BEGIN Given information

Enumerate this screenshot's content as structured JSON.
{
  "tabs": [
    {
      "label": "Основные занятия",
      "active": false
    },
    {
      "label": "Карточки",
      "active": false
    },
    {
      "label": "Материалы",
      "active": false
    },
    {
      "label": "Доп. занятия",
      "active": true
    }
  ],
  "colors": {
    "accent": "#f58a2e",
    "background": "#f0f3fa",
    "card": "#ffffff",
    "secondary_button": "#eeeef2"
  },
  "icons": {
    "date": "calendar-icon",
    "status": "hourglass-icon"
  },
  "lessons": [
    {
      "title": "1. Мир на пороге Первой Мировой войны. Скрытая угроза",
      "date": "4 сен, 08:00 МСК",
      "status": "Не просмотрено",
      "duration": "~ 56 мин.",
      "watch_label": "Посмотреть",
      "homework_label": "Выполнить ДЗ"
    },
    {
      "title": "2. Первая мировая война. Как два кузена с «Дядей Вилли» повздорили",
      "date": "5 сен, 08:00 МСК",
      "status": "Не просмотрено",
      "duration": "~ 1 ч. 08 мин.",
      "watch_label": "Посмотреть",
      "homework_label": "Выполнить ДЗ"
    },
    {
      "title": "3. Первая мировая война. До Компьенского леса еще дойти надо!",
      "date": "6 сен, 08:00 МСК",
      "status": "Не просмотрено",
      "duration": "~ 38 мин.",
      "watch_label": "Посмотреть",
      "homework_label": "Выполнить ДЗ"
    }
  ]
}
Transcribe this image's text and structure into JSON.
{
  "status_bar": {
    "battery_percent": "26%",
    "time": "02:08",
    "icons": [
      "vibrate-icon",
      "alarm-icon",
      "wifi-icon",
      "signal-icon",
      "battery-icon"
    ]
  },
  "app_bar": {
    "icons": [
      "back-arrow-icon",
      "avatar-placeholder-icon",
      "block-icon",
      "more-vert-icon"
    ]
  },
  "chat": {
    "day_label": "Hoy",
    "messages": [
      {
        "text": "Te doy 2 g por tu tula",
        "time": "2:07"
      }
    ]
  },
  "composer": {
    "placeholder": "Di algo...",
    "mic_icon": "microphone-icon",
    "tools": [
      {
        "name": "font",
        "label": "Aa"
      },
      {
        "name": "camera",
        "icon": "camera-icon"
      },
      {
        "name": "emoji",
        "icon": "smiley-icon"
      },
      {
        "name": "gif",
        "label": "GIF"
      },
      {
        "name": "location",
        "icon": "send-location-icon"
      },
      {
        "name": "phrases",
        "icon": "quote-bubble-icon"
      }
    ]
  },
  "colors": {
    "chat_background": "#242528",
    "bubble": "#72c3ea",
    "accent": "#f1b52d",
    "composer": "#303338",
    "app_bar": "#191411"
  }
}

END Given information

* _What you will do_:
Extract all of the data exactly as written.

* _Task answer_:
Enumerate this screenshot's content as structured JSON.
{
  "tabs": [
    {
      "label": "Основные занятия",
      "active": false
    },
    {
      "label": "Карточки",
      "active": false
    },
    {
      "label": "Материалы",
      "active": false
    },
    {
      "label": "Доп. занятия",
      "active": true
    }
  ],
  "colors": {
    "accent": "#f58a2e",
    "background": "#f0f3fa",
    "card": "#ffffff",
    "secondary_button": "#eeeef2"
  },
  "icons": {
    "date": "calendar-icon",
    "status": "hourglass-icon"
  },
  "lessons": [
    {
      "title": "1. Мир на пороге Первой Мировой войны. Скрытая угроза",
      "date": "4 сен, 08:00 МСК",
      "status": "Не просмотрено",
      "duration": "~ 56 мин.",
      "watch_label": "Посмотреть",
      "homework_label": "Выполнить ДЗ"
    },
    {
      "title": "2. Первая мировая война. Как два кузена с «Дядей Вилли» повздорили",
      "date": "5 сен, 08:00 МСК",
      "status": "Не просмотрено",
      "duration": "~ 1 ч. 08 мин.",
      "watch_label": "Посмотреть",
      "homework_label": "Выполнить ДЗ"
    },
    {
      "title": "3. Первая мировая война. До Компьенского леса еще дойти надо!",
      "date": "6 сен, 08:00 МСК",
      "status": "Не просмотрено",
      "duration": "~ 38 мин.",
      "watch_label": "Посмотреть",
      "homework_label": "Выполнить ДЗ"
    }
  ]
}
Transcribe this image's text and structure into JSON.
{
  "status_bar": {
    "battery_percent": "26%",
    "time": "02:08",
    "icons": [
      "vibrate-icon",
      "alarm-icon",
      "wifi-icon",
      "signal-icon",
      "battery-icon"
    ]
  },
  "app_bar": {
    "icons": [
      "back-arrow-icon",
      "avatar-placeholder-icon",
      "block-icon",
      "more-vert-icon"
    ]
  },
  "chat": {
    "day_label": "Hoy",
    "messages": [
      {
        "text": "Te doy 2 g por tu tula",
        "time": "2:07"
      }
    ]
  },
  "composer": {
    "placeholder": "Di algo...",
    "mic_icon": "microphone-icon",
    "tools": [
      {
        "name": "font",
        "label": "Aa"
      },
      {
        "name": "camera",
        "icon": "camera-icon"
      },
      {
        "name": "emoji",
        "icon": "smiley-icon"
      },
      {
        "name": "gif",
        "label": "GIF"
      },
      {
        "name": "location",
        "icon": "send-location-icon"
      },
      {
        "name": "phrases",
        "icon": "quote-bubble-icon"
      }
    ]
  },
  "colors": {
    "chat_background": "#242528",
    "bubble": "#72c3ea",
    "accent": "#f1b52d",
    "composer": "#303338",
    "app_bar": "#191411"
  }
}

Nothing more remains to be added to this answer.